**Activity**
For every line in the records that has the word "icon", make a copy.

**Supplied data**
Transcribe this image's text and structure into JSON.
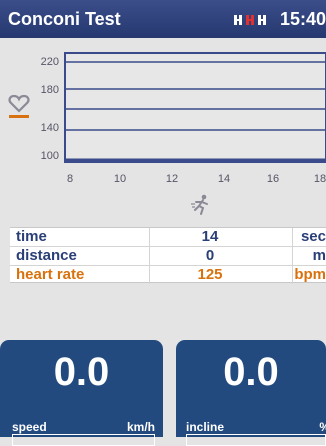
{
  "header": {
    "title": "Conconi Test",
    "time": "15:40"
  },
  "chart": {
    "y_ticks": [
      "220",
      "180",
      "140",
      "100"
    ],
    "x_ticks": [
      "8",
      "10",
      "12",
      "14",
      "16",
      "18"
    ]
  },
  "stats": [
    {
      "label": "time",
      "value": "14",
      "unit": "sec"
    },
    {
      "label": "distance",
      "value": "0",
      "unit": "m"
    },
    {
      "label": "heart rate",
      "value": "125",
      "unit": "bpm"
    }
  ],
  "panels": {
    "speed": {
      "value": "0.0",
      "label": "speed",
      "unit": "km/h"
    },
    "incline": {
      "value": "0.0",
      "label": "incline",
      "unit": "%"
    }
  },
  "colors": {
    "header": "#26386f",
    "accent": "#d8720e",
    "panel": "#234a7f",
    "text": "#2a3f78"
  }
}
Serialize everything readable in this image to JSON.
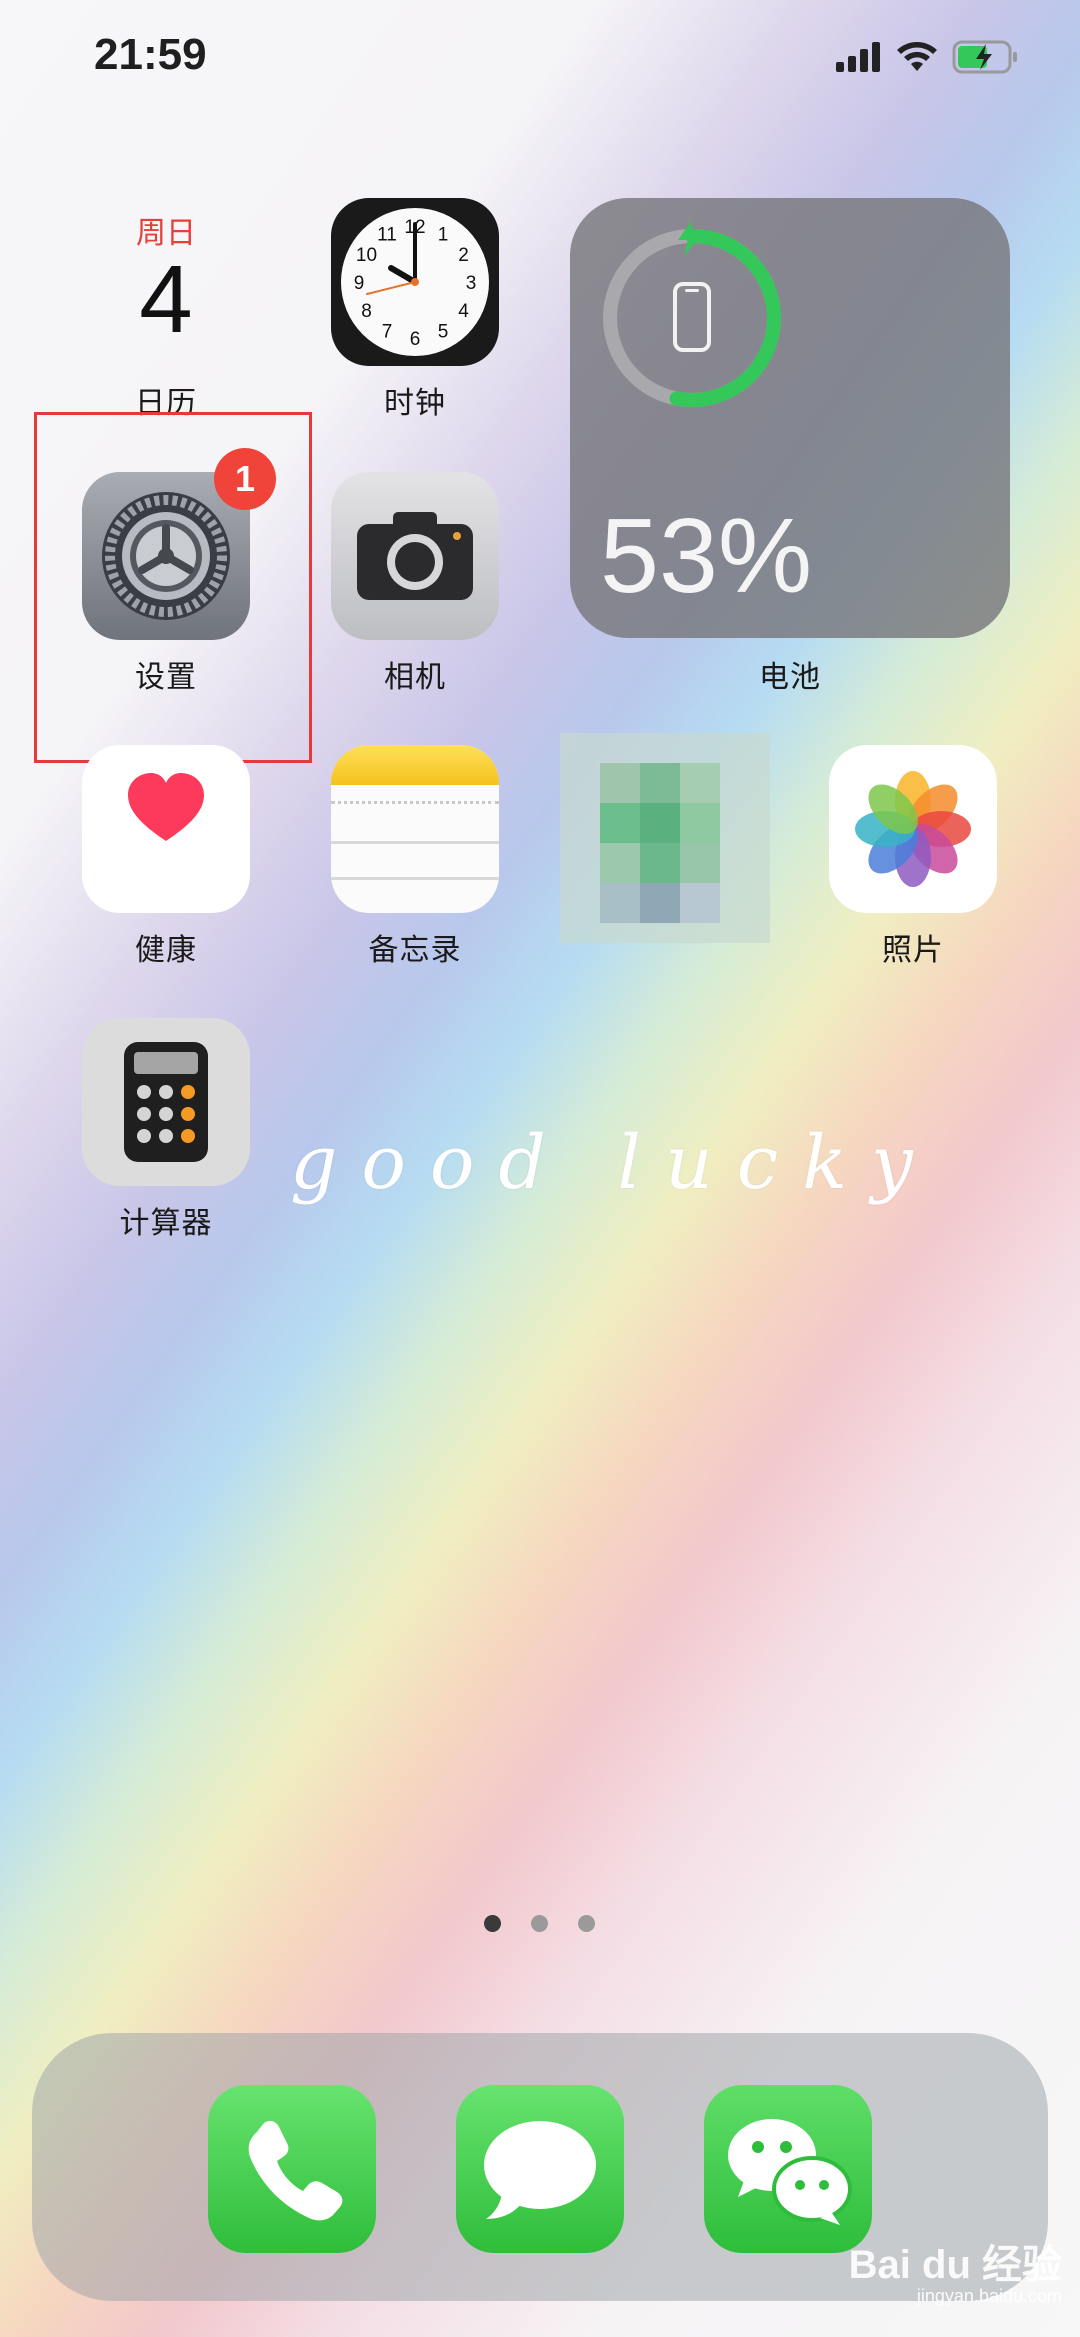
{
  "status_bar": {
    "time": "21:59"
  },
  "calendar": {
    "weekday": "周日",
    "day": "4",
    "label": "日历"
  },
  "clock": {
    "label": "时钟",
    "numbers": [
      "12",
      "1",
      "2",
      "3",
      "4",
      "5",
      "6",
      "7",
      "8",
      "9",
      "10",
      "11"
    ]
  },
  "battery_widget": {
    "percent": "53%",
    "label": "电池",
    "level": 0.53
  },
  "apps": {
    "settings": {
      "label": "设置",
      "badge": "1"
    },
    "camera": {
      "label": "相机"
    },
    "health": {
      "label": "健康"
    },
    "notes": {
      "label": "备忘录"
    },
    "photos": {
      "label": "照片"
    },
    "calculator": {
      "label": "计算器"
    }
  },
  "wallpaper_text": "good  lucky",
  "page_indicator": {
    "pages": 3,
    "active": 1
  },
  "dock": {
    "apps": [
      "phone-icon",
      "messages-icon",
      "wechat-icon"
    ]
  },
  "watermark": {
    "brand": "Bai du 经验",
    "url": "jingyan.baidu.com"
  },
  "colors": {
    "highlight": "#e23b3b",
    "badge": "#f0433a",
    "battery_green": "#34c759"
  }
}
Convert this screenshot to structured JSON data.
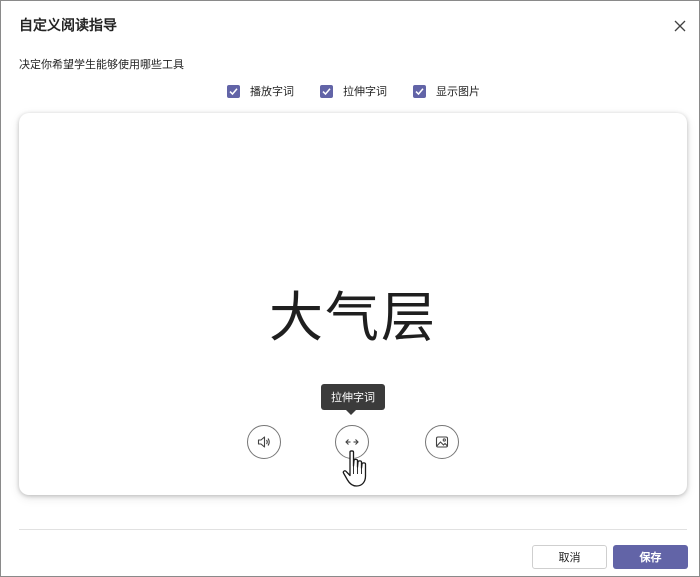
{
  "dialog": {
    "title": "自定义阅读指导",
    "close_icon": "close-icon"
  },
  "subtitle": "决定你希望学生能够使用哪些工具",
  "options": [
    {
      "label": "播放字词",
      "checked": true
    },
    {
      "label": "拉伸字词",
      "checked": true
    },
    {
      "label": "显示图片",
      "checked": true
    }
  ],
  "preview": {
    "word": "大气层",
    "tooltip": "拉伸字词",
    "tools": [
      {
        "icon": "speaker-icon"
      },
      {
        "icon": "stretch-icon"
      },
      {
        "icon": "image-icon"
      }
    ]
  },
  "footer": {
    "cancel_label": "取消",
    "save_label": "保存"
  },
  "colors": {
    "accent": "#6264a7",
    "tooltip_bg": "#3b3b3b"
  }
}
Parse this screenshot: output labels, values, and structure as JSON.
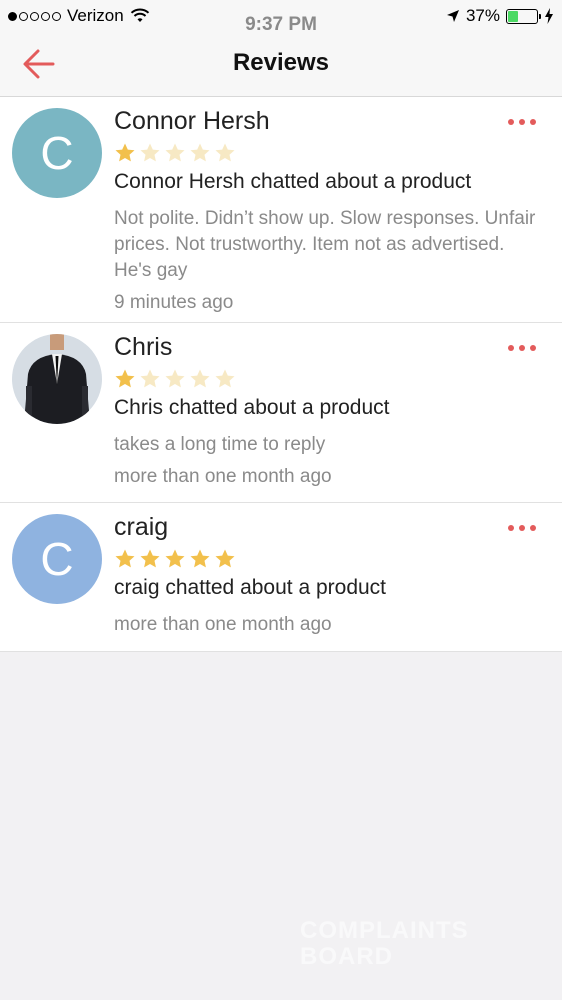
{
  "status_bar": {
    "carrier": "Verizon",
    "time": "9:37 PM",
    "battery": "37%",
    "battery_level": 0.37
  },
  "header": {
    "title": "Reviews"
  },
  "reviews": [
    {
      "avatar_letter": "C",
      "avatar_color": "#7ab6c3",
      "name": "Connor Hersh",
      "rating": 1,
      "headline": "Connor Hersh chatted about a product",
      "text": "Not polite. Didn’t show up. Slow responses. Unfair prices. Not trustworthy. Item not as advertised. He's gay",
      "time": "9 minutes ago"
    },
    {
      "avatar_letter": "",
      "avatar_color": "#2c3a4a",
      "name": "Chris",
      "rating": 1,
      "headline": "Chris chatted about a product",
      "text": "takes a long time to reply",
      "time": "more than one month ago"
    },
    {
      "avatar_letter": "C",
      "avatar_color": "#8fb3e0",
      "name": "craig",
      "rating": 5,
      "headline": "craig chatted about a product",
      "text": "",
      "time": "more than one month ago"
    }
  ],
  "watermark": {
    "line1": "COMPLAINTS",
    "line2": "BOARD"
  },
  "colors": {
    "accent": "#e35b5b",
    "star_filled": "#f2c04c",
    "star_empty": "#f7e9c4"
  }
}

**Reply to the task**
      "phone-icon",
      "messages-icon",
      "wechat-icon"
    "close_icon": "close-icon"
        "icon": "speaker-icon"
        "icon": "stretch-icon"
        "icon": "image-icon"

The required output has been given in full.